When you get to the awkward squad it looks even worse. There is the prospect of the collapse of the Middle East peace process, the continuing defiance by Saddam Hussein, the failure to punish the bombers of the US barracks in Saudi Arabia and the well financed attacks on Americans in Africa, plus the prospect of more terrorism in Pakistan and elsewhere.

When members of Congress think of a demoralised Clinton administration they shudder at the prospect of the only superpower becoming a pitiful helpless giant at the mercy of determined Lilliputian enemies. They know it is difficult for any American president to be strong abroad if he is weak at home. But even those politicians extremely hostile to the Clinton administration and disgusted by his conduct in the Lewinsky affair continue to repeat the old political cliche: American domestic politics must stop at the water's edge.

I asked a number of Republican Congressmen immediately after the Lewinsky scandal broke, whether they were concerned about the Wag the Dog scenario, that Bill Clinton would bomb the nearest convenient enemy - at that time probably Iraq - to turn attention away from the bedroom farce in the White House.
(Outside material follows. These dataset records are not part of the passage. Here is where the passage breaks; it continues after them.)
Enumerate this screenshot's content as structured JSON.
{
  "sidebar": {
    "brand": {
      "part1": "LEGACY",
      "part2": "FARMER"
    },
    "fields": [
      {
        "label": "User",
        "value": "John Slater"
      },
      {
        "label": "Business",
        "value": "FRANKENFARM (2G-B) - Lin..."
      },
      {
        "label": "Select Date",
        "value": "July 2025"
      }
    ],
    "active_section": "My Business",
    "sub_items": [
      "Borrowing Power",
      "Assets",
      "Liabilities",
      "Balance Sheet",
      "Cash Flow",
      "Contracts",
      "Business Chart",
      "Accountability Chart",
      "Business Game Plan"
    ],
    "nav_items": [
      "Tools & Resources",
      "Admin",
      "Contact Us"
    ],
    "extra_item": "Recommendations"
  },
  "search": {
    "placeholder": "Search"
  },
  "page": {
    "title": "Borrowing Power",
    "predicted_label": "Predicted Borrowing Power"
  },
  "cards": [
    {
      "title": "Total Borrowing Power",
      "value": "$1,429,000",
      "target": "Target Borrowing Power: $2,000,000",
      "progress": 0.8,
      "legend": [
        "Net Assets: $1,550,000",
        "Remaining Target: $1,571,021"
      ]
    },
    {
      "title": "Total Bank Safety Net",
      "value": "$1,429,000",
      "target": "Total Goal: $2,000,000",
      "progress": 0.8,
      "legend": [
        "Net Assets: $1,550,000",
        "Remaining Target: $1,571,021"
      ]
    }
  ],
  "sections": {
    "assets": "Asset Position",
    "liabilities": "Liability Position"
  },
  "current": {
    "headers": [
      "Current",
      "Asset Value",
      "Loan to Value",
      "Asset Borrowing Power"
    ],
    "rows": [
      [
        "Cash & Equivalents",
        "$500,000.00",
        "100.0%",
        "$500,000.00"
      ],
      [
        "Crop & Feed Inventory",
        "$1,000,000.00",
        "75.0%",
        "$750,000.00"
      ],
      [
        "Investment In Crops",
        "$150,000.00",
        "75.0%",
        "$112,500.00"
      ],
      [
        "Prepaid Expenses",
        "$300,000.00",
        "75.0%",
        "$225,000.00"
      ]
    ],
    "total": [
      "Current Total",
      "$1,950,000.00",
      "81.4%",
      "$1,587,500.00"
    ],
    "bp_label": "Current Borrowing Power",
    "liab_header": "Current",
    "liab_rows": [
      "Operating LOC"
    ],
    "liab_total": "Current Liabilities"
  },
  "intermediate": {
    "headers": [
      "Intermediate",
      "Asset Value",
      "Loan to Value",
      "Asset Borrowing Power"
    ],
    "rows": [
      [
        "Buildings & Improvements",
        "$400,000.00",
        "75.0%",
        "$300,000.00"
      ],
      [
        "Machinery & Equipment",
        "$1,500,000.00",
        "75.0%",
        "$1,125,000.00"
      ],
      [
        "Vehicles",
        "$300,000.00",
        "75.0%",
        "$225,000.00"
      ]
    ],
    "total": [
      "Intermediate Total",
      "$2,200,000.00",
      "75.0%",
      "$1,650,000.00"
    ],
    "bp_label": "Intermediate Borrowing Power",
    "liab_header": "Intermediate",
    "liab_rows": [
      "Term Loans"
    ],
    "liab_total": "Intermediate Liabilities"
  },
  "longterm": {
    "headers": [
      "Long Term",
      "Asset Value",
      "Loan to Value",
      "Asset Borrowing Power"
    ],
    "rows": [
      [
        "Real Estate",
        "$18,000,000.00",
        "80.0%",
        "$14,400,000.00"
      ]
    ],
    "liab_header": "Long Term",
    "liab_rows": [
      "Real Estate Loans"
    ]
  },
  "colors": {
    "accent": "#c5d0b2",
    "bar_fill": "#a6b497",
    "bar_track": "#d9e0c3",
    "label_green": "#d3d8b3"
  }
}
Every member of Congress said they were worried about exactly the opposite - that in a dangerous world Clinton would be so distracted he would not spend enough time concentrating on foreign policy. More importantly, they feared he might become scared to take military action for fear it would look to voters like a cynical political ploy.

Americans have been crying out for those terrorists who take American lives to be punished ruthlessly. While they may be suspicious about the timing of the attacks, most will applaud the fact that they have taken place. Any president, whatever his politics or personal problems, would have done what Bill Clinton has done.

Defence Secretary William Cohen says "the only motivation" for the military strikes was the protection of the American people, and dismisses suggestions they were intended to counter the Lewinsky affair. Cohen is a former Republican Senator with a reputation as a straight arrow. He would have resigned rather than risk American servicemen's lives to polish up the reputation of a tarnished president.

Besides, Bill Clinton does not need to boost his poll ratings. He is not running for re-election, and polls have shown his personal approval rating is now as high as 71 per cent since his confession of adultery with Monica Lewinsky. Americans may snigger and occasionally despair at the lurid stories leaked from the Starr investigation. The latest is that Mr Clinton may have worn a tie given to him by Ms Lewinsky to send her some kind of signal on the day she first testified to the Grand Jury. But they know this is not Wag the Dog, and Bill Clinton is not a reviled Richard Nixon seeking to curry favour with the electorate. He is an embattled but still astonishingly popular man, sending a variety of important messages by the use of missiles rather than neckwear.

The first message is that the United States is a superpower whose interests and citizens must not be put in jeopardy, or else America will respond with extreme force. This is Clinton's echo of Ronald Reagan' dictum to terrorists that "you can run, but you can't hide". Secondly, Mr Clinton is reminding Congress and the American people that he remains the commander in chief, capable of taking tough decisions. Thirdly, he is telling America's allies that he has not forgotten America's interests and, even if his wedding vows remain shaky, his promises on diplomatic matters will be adhered to. And fourthly he is telling America's enemies that if they think America is without an effective leader then they are wrong, dead wrong.

Americans well understand this. They know this is not foreign policy by focus group, or a dramatic and risky performance by a doomed president. Rather it is an affirmation of an observation made by the former Panamanian dictator, Omar Torrijos, that the United States is like a monkey.

"You can play with the monkey," he once said, "but you can't pull its tail."

Gavin Esler is a presenter of 'BBC News 24' and author of 'The United States of Anger'